It’s The Writing, Stupid
Jason And The Argonauts has just appeared on a Blu-Ray disc, and I’ve noticed that some comment boards are complaining that the enhanced sharpness of digital transposition has shown up the film’s stop-frame effects and mattes. Although, as one Amazon reviewer points out; ‘The character of Talos moved exactly how you would expect a giant made of bronze to move, rigid, lumbering, and generally slow, compared to the very fluid and animated movements of the winged harpies, or even the multi-headed Hydra creature. It’s the supposition of how the creatures would move, infused with the created models that set Harryhausen apart from his peers, and made him a legend in his own time, influencing so many others that came after him.’
The film remains a peak of achievement for all concerned, and is now regarded as a classic – although it was virtually low budget compared to Hollywood movies.
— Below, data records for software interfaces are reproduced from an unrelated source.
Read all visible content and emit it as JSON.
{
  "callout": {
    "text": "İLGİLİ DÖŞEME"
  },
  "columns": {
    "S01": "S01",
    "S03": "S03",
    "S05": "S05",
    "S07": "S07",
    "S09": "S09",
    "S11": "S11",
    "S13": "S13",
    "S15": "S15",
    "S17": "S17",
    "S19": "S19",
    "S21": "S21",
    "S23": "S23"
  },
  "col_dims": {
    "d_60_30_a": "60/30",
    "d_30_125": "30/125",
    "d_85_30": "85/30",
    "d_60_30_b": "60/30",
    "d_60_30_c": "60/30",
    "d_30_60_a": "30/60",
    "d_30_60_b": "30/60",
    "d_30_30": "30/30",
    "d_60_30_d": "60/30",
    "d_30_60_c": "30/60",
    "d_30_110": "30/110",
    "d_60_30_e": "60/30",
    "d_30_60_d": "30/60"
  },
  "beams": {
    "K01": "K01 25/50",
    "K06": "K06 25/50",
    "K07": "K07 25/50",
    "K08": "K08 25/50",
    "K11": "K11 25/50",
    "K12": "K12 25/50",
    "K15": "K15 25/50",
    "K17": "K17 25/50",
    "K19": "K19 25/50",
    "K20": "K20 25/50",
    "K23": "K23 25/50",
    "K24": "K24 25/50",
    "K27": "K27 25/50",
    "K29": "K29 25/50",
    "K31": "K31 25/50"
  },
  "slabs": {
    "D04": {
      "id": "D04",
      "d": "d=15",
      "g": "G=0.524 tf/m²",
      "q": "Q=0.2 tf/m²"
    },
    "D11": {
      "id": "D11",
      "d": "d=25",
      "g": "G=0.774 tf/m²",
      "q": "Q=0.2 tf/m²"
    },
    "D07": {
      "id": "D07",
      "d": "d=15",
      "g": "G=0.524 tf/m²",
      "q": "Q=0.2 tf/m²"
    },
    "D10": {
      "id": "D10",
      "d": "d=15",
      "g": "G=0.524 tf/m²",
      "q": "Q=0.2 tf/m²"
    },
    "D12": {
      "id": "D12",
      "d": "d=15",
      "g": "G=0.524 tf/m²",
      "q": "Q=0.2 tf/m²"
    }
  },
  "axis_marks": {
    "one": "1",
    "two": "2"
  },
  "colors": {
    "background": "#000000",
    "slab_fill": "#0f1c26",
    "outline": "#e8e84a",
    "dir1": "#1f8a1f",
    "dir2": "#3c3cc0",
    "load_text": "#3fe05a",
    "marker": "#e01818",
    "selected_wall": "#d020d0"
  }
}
The other real difference – apart from the pitch-perfect melding of the Bernard Herrmann score with the action – is the intelligent script by Jan Read and Beverley Cross. Read wrote the screenplays of The First Men In The Moon and The Roman Spring Of Mrs Stone, while Cross wrote screenplays of The Long Ships and Half A Sixpence. The duo worked from the heroic poems of Apollonios Rhodios, and melded magic and excitement without sacrificing the most important aspect of Greek mythology – that the lives of mortals are the caprice of Gods playing out their own human emotions on an epic scale.
And here, I think, is why certain films remain memorable; it’s simply that they don’t talk down to their audience. If you’re going to make an action film, great – there’s no need to dumb down plot and dialogue, because an intelligent script povides meat for those who want it, and doesn’t stymie the enjoyment of those who don’t.
But I’ve lost count of the number of scripts I’ve worked on where the producer asks me to pace up the opening to get to the action – even though setting up action often requires no more than a few moments of screen time. But of course, displays of intelligence are sometimes seen as dangerous. And now, even Hollywood’s adult-oriented indie films are more concerned with ‘bonding’, ‘closure’ and other displays of pseudo-emotion, rather than opening up genuine dialogue.
Why is this? Well, we’re all careful about what we say now. We speak in public; on social network sites and websites like this, and we watch our words more carefully, policing our emotions, avoiding the controversial. But controversy is simply expressing an opinion, and once we cease to do that in art forms like books and cinema, we might as well all go and watch The Prince Of Persia and read Harry Potter forever.
What keeps us from a state of eternal infantilisation?
The answer is in the column heading.